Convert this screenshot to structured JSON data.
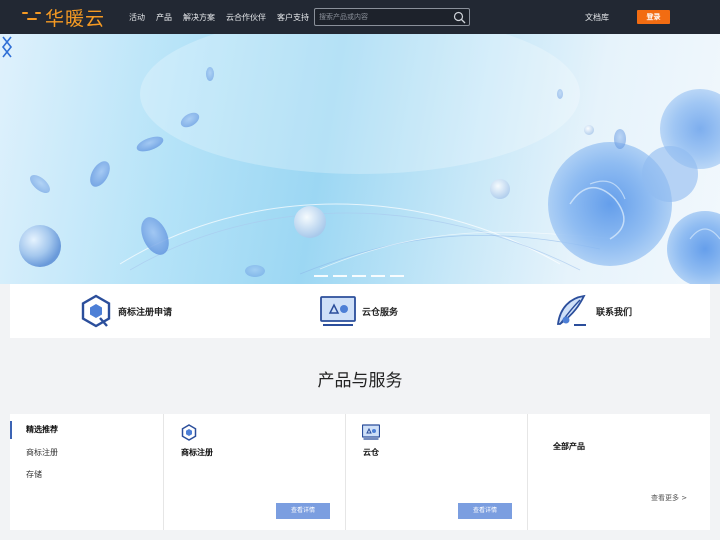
{
  "header": {
    "logo_text": "华暖云",
    "nav": [
      "活动",
      "产品",
      "解决方案",
      "云合作伙伴",
      "客户支持"
    ],
    "search_placeholder": "搜索产品或内容",
    "docs_label": "文档库",
    "login_label": "登录"
  },
  "banner": {
    "slide_count": 5
  },
  "features": [
    {
      "label": "商标注册申请",
      "icon": "trademark-icon"
    },
    {
      "label": "云仓服务",
      "icon": "cloud-warehouse-icon"
    },
    {
      "label": "联系我们",
      "icon": "quill-icon"
    }
  ],
  "section": {
    "title": "产品与服务"
  },
  "products": {
    "tabs": [
      {
        "label": "精选推荐",
        "active": true
      },
      {
        "label": "商标注册",
        "active": false
      },
      {
        "label": "存储",
        "active": false
      }
    ],
    "cards": [
      {
        "title": "商标注册",
        "button": "查看详情",
        "icon": "trademark-icon"
      },
      {
        "title": "云仓",
        "button": "查看详情",
        "icon": "cloud-warehouse-icon"
      }
    ],
    "all_products": {
      "title": "全部产品",
      "more_label": "查看更多 >"
    }
  },
  "colors": {
    "nav_bg": "#222833",
    "brand": "#f59a23",
    "login_bg": "#f26c12",
    "button_blue": "#7b9ee0",
    "page_bg": "#f2f3f5"
  }
}
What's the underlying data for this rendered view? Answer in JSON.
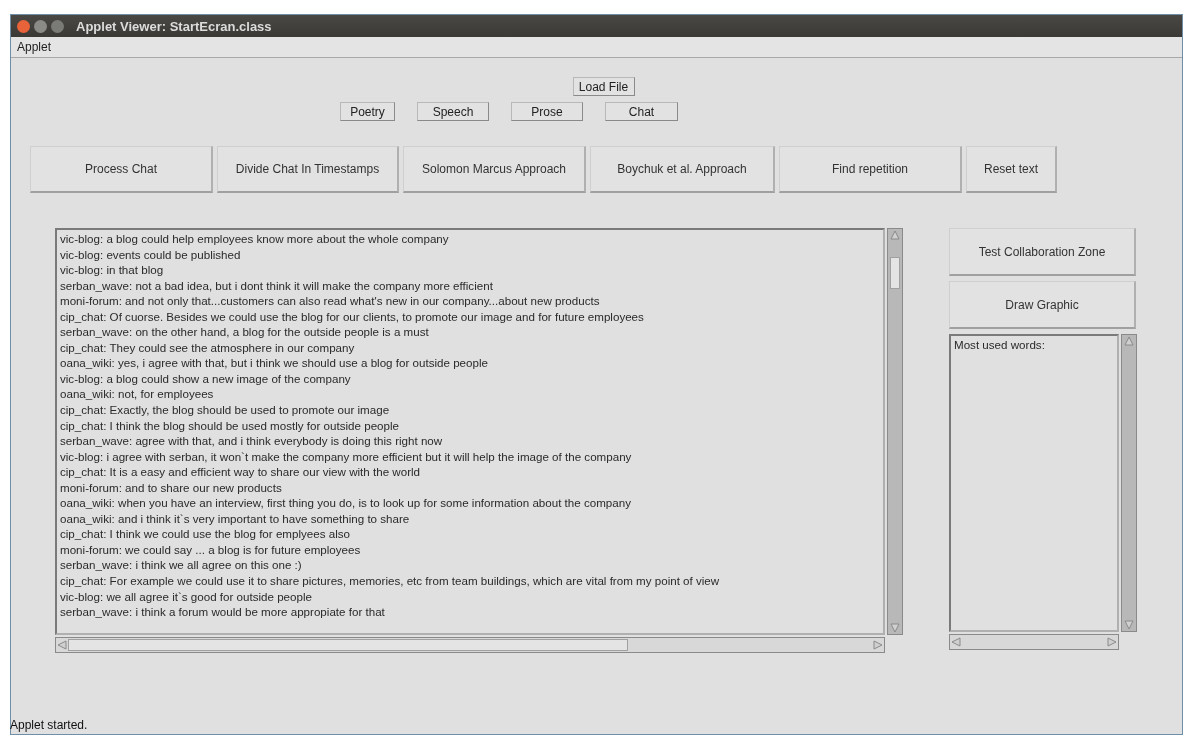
{
  "window": {
    "title": "Applet Viewer: StartEcran.class"
  },
  "menu": [
    "Applet"
  ],
  "load_button": "Load File",
  "genre_buttons": [
    "Poetry",
    "Speech",
    "Prose",
    "Chat"
  ],
  "action_buttons": [
    "Process Chat",
    "Divide Chat In Timestamps",
    "Solomon Marcus Approach",
    "Boychuk et al. Approach",
    "Find repetition",
    "Reset text"
  ],
  "chat_lines": [
    "vic-blog: a blog could help employees know more about the whole company",
    "vic-blog: events could be published",
    "vic-blog: in that blog",
    "serban_wave: not a bad idea, but i dont think it will make the company more efficient",
    "moni-forum: and not only that...customers can also read what's new in our company...about new products",
    "cip_chat: Of cuorse. Besides we could use the blog for our clients, to promote our image and for future employees",
    "serban_wave: on the other hand, a blog for the outside people is a must",
    "cip_chat: They could see the atmosphere in our company",
    "oana_wiki: yes, i agree with that, but i think we should use a blog for outside people",
    "vic-blog: a blog could show a new image of the company",
    "oana_wiki: not, for employees",
    "cip_chat: Exactly, the blog should be used to promote our image",
    "cip_chat: I think the blog should be used mostly for outside people",
    "serban_wave: agree with that, and i think everybody is doing this right now",
    "vic-blog: i agree with serban, it won`t make the company more efficient but it will help the image of the company",
    "cip_chat: It is a easy and efficient way to share our view with the world",
    "moni-forum: and to share our new products",
    "oana_wiki: when you have an interview, first thing you do, is to look up for some information about the company",
    "oana_wiki: and i think it`s very important to have something to share",
    "cip_chat: I think we could use the blog for emplyees also",
    "moni-forum: we could say ... a blog is for future employees",
    "serban_wave: i think we all agree on this one :)",
    "cip_chat: For example we could use it to share pictures, memories, etc from team buildings, which are vital from my point of view",
    "vic-blog: we all agree it`s good for outside people",
    "serban_wave: i think a forum would be more appropiate for that"
  ],
  "side_buttons": [
    "Test Collaboration Zone",
    "Draw Graphic"
  ],
  "words_area": {
    "text": "Most used words:"
  },
  "status_bar": "Applet started."
}
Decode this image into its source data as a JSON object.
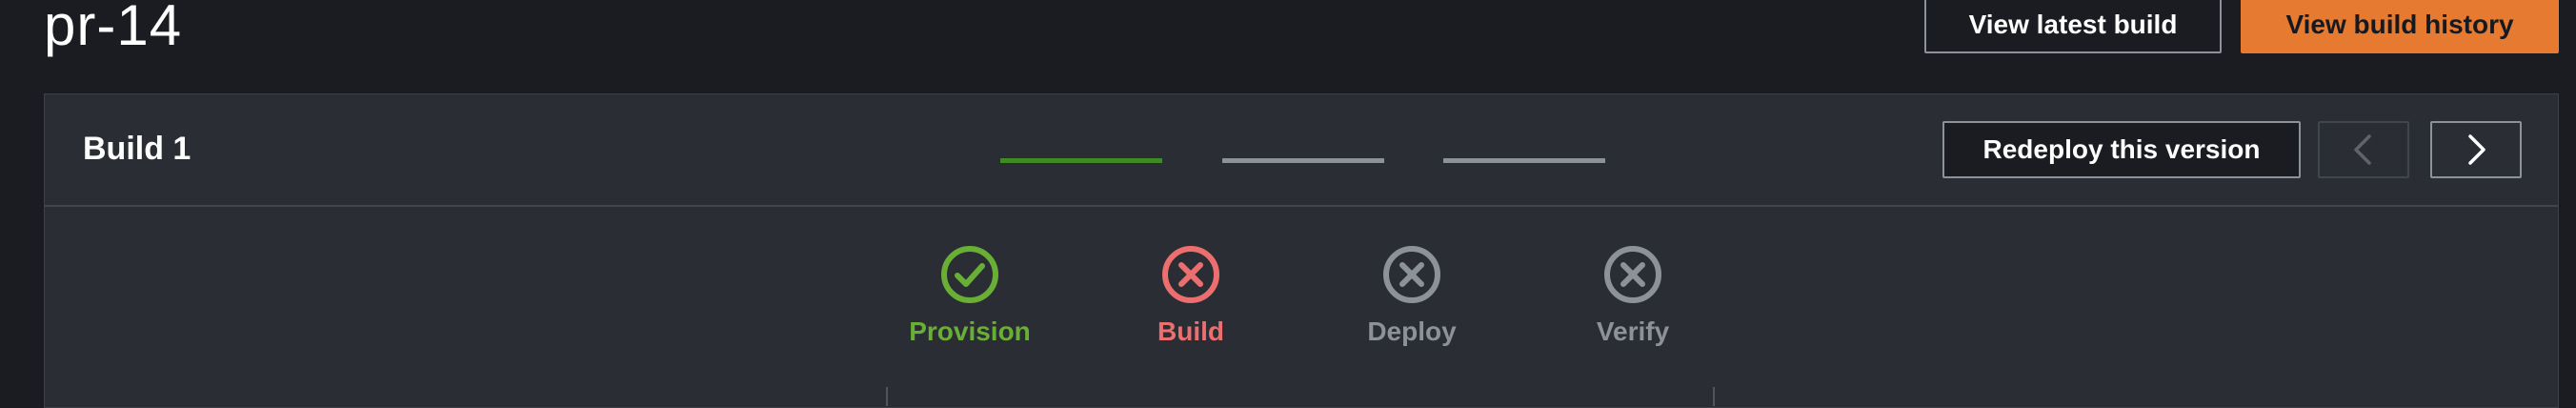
{
  "header": {
    "title": "pr-14",
    "view_latest_label": "View latest build",
    "view_history_label": "View build history"
  },
  "panel": {
    "title": "Build 1",
    "redeploy_label": "Redeploy this version"
  },
  "steps": [
    {
      "label": "Provision",
      "status": "success",
      "icon": "check-circle-icon",
      "color": "#6aaf35"
    },
    {
      "label": "Build",
      "status": "failed",
      "icon": "x-circle-icon",
      "color": "#eb6f6f"
    },
    {
      "label": "Deploy",
      "status": "not-run",
      "icon": "x-circle-icon",
      "color": "#8d9299"
    },
    {
      "label": "Verify",
      "status": "not-run",
      "icon": "x-circle-icon",
      "color": "#8d9299"
    }
  ],
  "colors": {
    "accent": "#e57a30",
    "success": "#6aaf35",
    "error": "#eb6f6f",
    "inactive": "#8d9299",
    "connector_success": "#3e8b24"
  }
}
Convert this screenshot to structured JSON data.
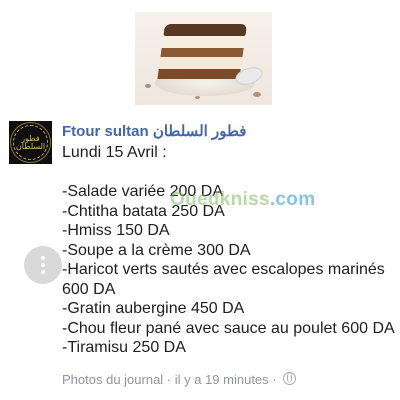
{
  "post": {
    "page_name": "Ftour sultan فطور السلطان",
    "lines": [
      "Lundi 15 Avril :",
      "",
      "-Salade variée 200 DA",
      "-Chtitha batata 250 DA",
      "-Hmiss 150 DA",
      "-Soupe a la crème 300 DA",
      "-Haricot verts sautés avec escalopes marinés 600 DA",
      "-Gratin aubergine 450 DA",
      "-Chou fleur pané avec sauce au poulet 600 DA",
      "-Tiramisu 250 DA"
    ],
    "meta": "Photos du journal · il y a 19 minutes ·"
  },
  "avatar": {
    "logo_text": "فطور السلطان"
  },
  "watermark": {
    "brand": "Ouedkniss",
    "suffix": ".com"
  },
  "icons": {
    "more": "more-vertical-icon",
    "privacy": "globe-icon"
  },
  "colors": {
    "link": "#4267b2",
    "meta": "#8d949e",
    "watermark": "#1f98d6"
  }
}
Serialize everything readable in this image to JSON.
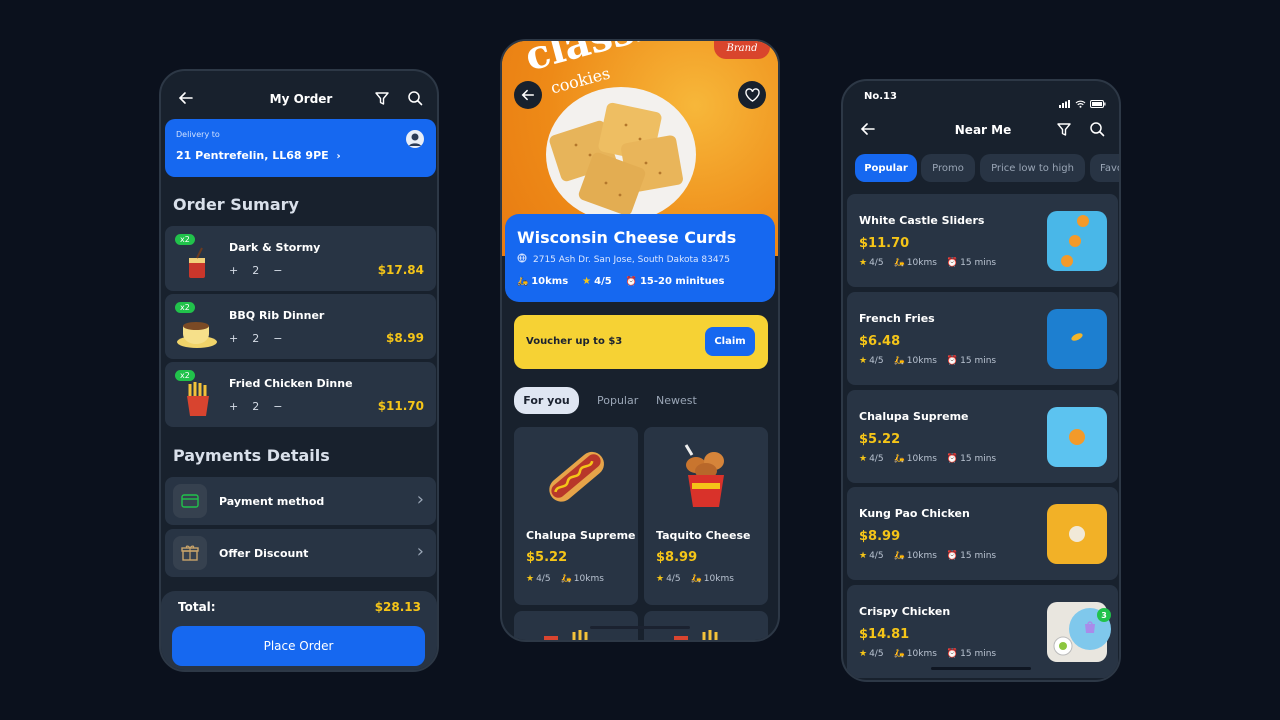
{
  "left": {
    "title": "My Order",
    "delivery_label": "Delivery to",
    "delivery_address": "21 Pentrefelin, LL68 9PE",
    "order_summary_title": "Order Sumary",
    "items": [
      {
        "badge": "x2",
        "name": "Dark & Stormy",
        "minus": "+",
        "qty": "2",
        "plus": "−",
        "price": "$17.84"
      },
      {
        "badge": "x2",
        "name": "BBQ Rib Dinner",
        "minus": "+",
        "qty": "2",
        "plus": "−",
        "price": "$8.99"
      },
      {
        "badge": "x2",
        "name": "Fried Chicken Dinne",
        "minus": "+",
        "qty": "2",
        "plus": "−",
        "price": "$11.70"
      }
    ],
    "payments_title": "Payments Details",
    "payment_method": "Payment method",
    "offer_discount": "Offer Discount",
    "total_label": "Total:",
    "total_value": "$28.13",
    "place_order": "Place Order"
  },
  "middle": {
    "hero_text_1": "classic",
    "hero_text_2": "cookies",
    "brand": "Brand",
    "restaurant_name": "Wisconsin Cheese Curds",
    "address": "2715 Ash Dr. San Jose, South Dakota 83475",
    "distance": "10kms",
    "rating": "4/5",
    "time": "15-20 minitues",
    "voucher_text": "Voucher up to $3",
    "claim_label": "Claim",
    "tabs": [
      "For you",
      "Popular",
      "Newest"
    ],
    "products": [
      {
        "name": "Chalupa Supreme",
        "price": "$5.22",
        "rating": "4/5",
        "distance": "10kms"
      },
      {
        "name": "Taquito Cheese",
        "price": "$8.99",
        "rating": "4/5",
        "distance": "10kms"
      }
    ]
  },
  "right": {
    "status_time": "No.13",
    "title": "Near Me",
    "chips": [
      "Popular",
      "Promo",
      "Price low to high",
      "Favo"
    ],
    "items": [
      {
        "name": "White Castle Sliders",
        "price": "$11.70",
        "rating": "4/5",
        "distance": "10kms",
        "time": "15 mins"
      },
      {
        "name": "French Fries",
        "price": "$6.48",
        "rating": "4/5",
        "distance": "10kms",
        "time": "15 mins"
      },
      {
        "name": "Chalupa Supreme",
        "price": "$5.22",
        "rating": "4/5",
        "distance": "10kms",
        "time": "15 mins"
      },
      {
        "name": "Kung Pao Chicken",
        "price": "$8.99",
        "rating": "4/5",
        "distance": "10kms",
        "time": "15 mins"
      },
      {
        "name": "Crispy Chicken",
        "price": "$14.81",
        "rating": "4/5",
        "distance": "10kms",
        "time": "15 mins"
      }
    ],
    "cart_count": "3"
  },
  "colors": {
    "accent": "#1668f0",
    "price": "#f5c518",
    "bg": "#0b111d",
    "card": "#283444",
    "green": "#21c24b",
    "voucher": "#f6d234"
  },
  "icons": [
    "back-arrow-icon",
    "filter-icon",
    "search-icon",
    "heart-icon",
    "wallet-icon",
    "gift-icon",
    "chevron-right-icon",
    "star-icon",
    "scooter-icon",
    "clock-icon",
    "globe-icon",
    "signal-icon",
    "wifi-icon",
    "battery-icon",
    "bag-icon"
  ]
}
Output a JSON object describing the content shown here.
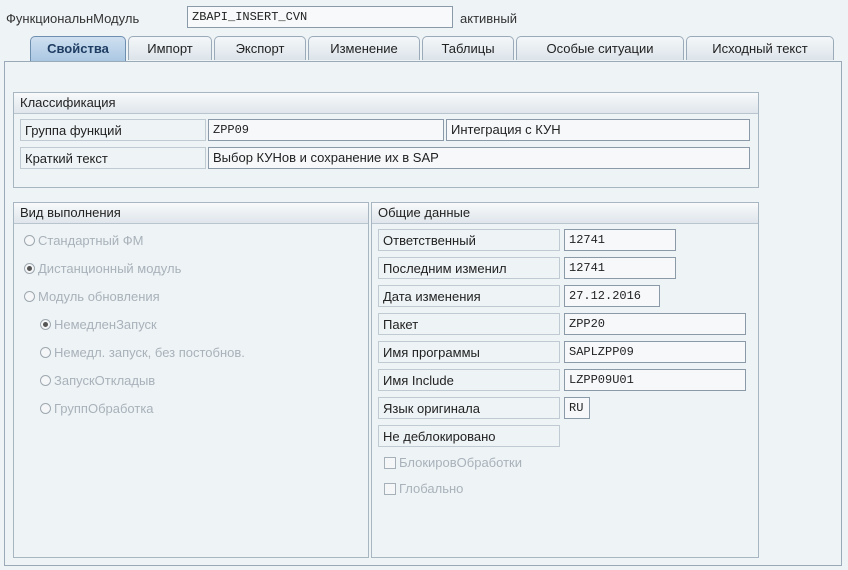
{
  "header": {
    "label": "ФункциональнМодуль",
    "module_name": "ZBAPI_INSERT_CVN",
    "status": "активный"
  },
  "tabs": [
    {
      "label": "Свойства",
      "active": true
    },
    {
      "label": "Импорт",
      "active": false
    },
    {
      "label": "Экспорт",
      "active": false
    },
    {
      "label": "Изменение",
      "active": false
    },
    {
      "label": "Таблицы",
      "active": false
    },
    {
      "label": "Особые ситуации",
      "active": false
    },
    {
      "label": "Исходный текст",
      "active": false
    }
  ],
  "classification": {
    "title": "Классификация",
    "function_group_label": "Группа функций",
    "function_group_value": "ZPP09",
    "function_group_desc": "Интеграция с КУН",
    "short_text_label": "Краткий текст",
    "short_text_value": "Выбор КУНов и сохранение их в SAP"
  },
  "execution": {
    "title": "Вид выполнения",
    "options": [
      {
        "label": "Стандартный ФМ",
        "selected": false
      },
      {
        "label": "Дистанционный модуль",
        "selected": true
      },
      {
        "label": "Модуль обновления",
        "selected": false
      }
    ],
    "sub_options": [
      {
        "label": "НемедленЗапуск",
        "selected": true
      },
      {
        "label": "Немедл. запуск, без постобнов.",
        "selected": false
      },
      {
        "label": "ЗапускОткладыв",
        "selected": false
      },
      {
        "label": "ГруппОбработка",
        "selected": false
      }
    ]
  },
  "general": {
    "title": "Общие данные",
    "responsible_label": "Ответственный",
    "responsible_value": "12741",
    "last_changed_by_label": "Последним изменил",
    "last_changed_by_value": "12741",
    "change_date_label": "Дата изменения",
    "change_date_value": "27.12.2016",
    "package_label": "Пакет",
    "package_value": "ZPP20",
    "program_label": "Имя программы",
    "program_value": "SAPLZPP09",
    "include_label": "Имя Include",
    "include_value": "LZPP09U01",
    "language_label": "Язык оригинала",
    "language_value": "RU",
    "not_released_label": "Не деблокировано",
    "checkboxes": [
      {
        "label": "БлокировОбработки",
        "checked": false
      },
      {
        "label": "Глобально",
        "checked": false
      }
    ]
  }
}
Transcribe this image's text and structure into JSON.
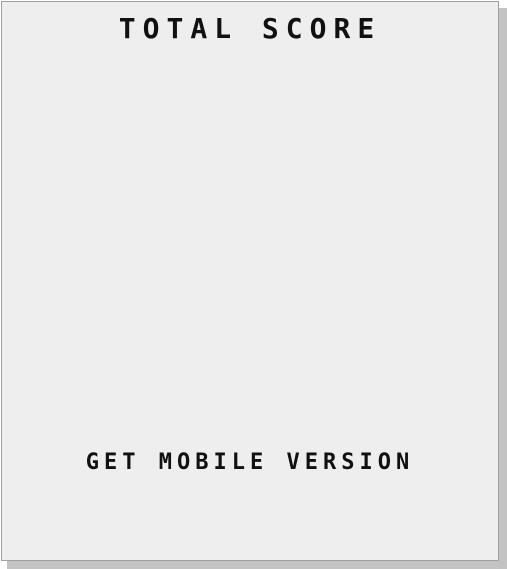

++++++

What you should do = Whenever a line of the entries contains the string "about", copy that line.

Response to the task =
    "vic-blog: a blog could help employees know more about the whole company",
    "moni-forum: and not only that...customers can also read what's new in our company...about new products",
    "oana_wiki: when you have an interview, first thing you do, is to look up for some information about the company",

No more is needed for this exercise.